He initially refused to believe the child was his, which led to his wife admitting having had extensive plastic surgery in South Korea before they met.
Apparently Fang sued his now ex-wife for false pretences and won, with the judge ordering her to pay several thousand pounds in compensation.
A claim for contempt of court at the Chancery division of the High Court in Birmingham in November has resulted in a jail term of two years being handed out to an ex-boss of the Ford plant at Dagenham. This is the longest sentence of its kind, according to a report by the Daily Mail.
David Thursfield, 67, had been the subject of a previous High Court freezing order in 2011, after a claim brought by his ex-wife, to stop him disposing of money and property she claimed he had hidden during their divorce. Although he had a string of high-profile, highly-paid jobs, Thursfield claims he is now ‘penniless’.
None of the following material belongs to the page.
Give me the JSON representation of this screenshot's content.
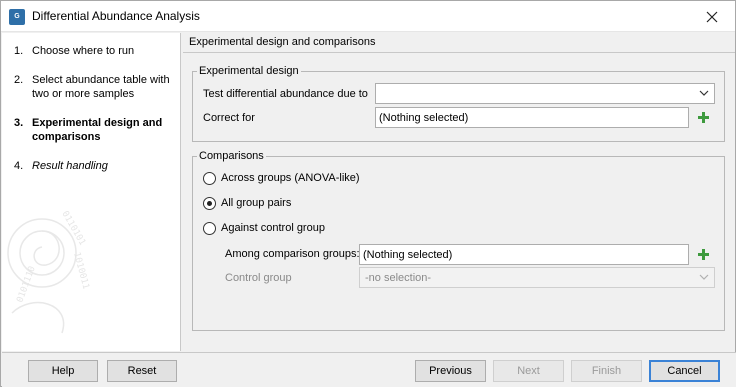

The BBC reports that the Government is to publish plans next Tuesday, outlining how it intends to introduce same-sex marriage. For example, the Prime Minister, David Cameron, is now in favour of churches in England and Wales being able to carry out same-sex unions if they wish; originally he said legislation would not include religious ceremonies.
Due to the fact that some religious groups, such as the Roman Catholic Church and the Church of England, have voiced opposition to the plans, Ministers say any changes would “fully respect” the rights of religious organisations’ non-participation.
A young British girl with an American father is the subject of an international custody battle which has gone all the way to the US Supreme Court, according to the Telegraph.
Five-year-old Eris Hales Chafin’s mother, Lynne Hales, is arguing with ex-husband Jeffrey Chafin, a US Army sergeant, over custody of their daughter.
An easyJet pilot whose wife refused to return from Brazil to England after a holiday in her homeland has won his legal fight to have their divorce settled in British courts, according to The Telegraph.
Silvana Cattin left her husband, Jean, and refused to return to England with their children after a row several days into a Brazilian holiday.
Last Friday, Lord Justice Thorpe gave a warning about the ex-wives of rich husbands who think they ‘need’ large financial settlements in the wake of their divorces, according to the Daily Telegraph.
The judge made the remarks as he presided over an appeal case in London, together with Lords Justice Rimer and Elias, in which a multi-millionaire hotel owner, 50-year-old Andrew Davies, is trying to cut a £2.75m divorce pay-out previously awarded to his ex-wife, 39-year-old Debra Davies.
Mark Langridge, 47, was shocked to be told by the Child Support Agency (CSA) recently, that he must pay £26 a week child support for two children he fathered as a favour to a lesbian couple, as yet unnamed, who were his friends years ago.
The Daily Mail reports that Essex-resident Langridge and his long-term partner, Shaun Keeble, met the women in a gay nightclub in Southend in 1997.
A judge has criticised two solicitors for spending £1.7 million on legal fees throughout a divorce, according to The Telegraph.
Judge Clive Million, in a County Court judgement delivered in December, said the couple had driven their marriage “full tilt onto the rocks” and stated they have “spent almost all of their assets in litigation” with each other.